We need a father to rage against. When a father is neither dead nor alive, when he is a ghost, the will is impotent. My ambitions, when it came to my father, were ordinary. Like that famous son in The Odyssey—like most sons, I suspect—I wished that 'at least I had some happy man / as father, growing old in his own house.' But, unlike Telemachus, I continue, after twenty-five years, to endure my father's 'unknown death and silence.' I envy the finality of funerals. I covet the certainty.
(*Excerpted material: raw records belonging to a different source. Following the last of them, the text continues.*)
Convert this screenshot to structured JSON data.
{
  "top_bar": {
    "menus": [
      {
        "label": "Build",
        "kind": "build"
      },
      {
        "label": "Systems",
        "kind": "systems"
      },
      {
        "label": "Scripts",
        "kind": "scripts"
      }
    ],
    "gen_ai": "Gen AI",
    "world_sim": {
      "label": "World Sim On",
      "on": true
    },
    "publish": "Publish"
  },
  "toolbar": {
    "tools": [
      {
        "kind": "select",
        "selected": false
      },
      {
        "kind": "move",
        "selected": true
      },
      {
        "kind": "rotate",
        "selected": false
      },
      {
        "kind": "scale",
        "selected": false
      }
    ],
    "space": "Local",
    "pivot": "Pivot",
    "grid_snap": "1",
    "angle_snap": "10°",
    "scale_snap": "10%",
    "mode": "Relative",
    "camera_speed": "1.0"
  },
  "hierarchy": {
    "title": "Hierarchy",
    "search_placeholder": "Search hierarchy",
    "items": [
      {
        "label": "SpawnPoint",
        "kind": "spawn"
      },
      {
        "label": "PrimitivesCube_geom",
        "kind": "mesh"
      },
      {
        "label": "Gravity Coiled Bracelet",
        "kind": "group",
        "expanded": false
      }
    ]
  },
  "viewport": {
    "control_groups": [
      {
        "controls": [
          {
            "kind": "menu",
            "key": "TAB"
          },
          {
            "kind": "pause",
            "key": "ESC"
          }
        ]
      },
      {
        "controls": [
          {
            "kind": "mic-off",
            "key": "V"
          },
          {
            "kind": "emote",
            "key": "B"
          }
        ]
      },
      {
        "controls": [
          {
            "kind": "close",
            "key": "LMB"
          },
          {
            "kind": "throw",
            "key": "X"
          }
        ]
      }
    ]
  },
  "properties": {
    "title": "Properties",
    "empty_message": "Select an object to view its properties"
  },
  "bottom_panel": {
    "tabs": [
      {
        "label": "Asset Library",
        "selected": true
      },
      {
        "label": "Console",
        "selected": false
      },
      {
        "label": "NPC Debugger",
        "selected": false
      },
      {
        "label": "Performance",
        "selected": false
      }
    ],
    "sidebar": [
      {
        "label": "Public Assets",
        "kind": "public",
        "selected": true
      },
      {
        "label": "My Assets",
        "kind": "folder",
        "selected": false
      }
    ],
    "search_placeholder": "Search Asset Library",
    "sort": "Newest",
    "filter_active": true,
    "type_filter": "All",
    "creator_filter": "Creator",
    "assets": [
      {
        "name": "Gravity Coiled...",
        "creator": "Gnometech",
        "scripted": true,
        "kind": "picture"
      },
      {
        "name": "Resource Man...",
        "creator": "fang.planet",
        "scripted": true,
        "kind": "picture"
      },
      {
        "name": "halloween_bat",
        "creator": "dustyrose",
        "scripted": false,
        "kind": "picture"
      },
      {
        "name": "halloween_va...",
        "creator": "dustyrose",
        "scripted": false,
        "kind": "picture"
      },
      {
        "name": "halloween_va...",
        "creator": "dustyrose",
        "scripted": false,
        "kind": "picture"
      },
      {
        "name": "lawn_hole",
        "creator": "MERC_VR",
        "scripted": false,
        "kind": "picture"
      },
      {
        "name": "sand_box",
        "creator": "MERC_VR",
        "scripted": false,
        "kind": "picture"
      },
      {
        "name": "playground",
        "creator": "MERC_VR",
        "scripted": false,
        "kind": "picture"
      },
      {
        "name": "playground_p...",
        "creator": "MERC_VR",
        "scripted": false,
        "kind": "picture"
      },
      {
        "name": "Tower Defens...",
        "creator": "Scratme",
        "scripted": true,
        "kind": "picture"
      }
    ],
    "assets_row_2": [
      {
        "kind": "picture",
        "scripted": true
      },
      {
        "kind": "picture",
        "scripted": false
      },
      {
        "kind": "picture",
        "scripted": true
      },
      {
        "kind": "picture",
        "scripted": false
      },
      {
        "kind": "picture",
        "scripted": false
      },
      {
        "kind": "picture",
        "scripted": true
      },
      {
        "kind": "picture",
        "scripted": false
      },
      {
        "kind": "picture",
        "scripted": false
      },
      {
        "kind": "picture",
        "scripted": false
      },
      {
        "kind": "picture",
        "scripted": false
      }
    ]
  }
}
How it must be to wrap one's hands around the bones, to choose how to place them, to be able to pat the patch of earth and sing a prayer.
— Hisham Matar, The Return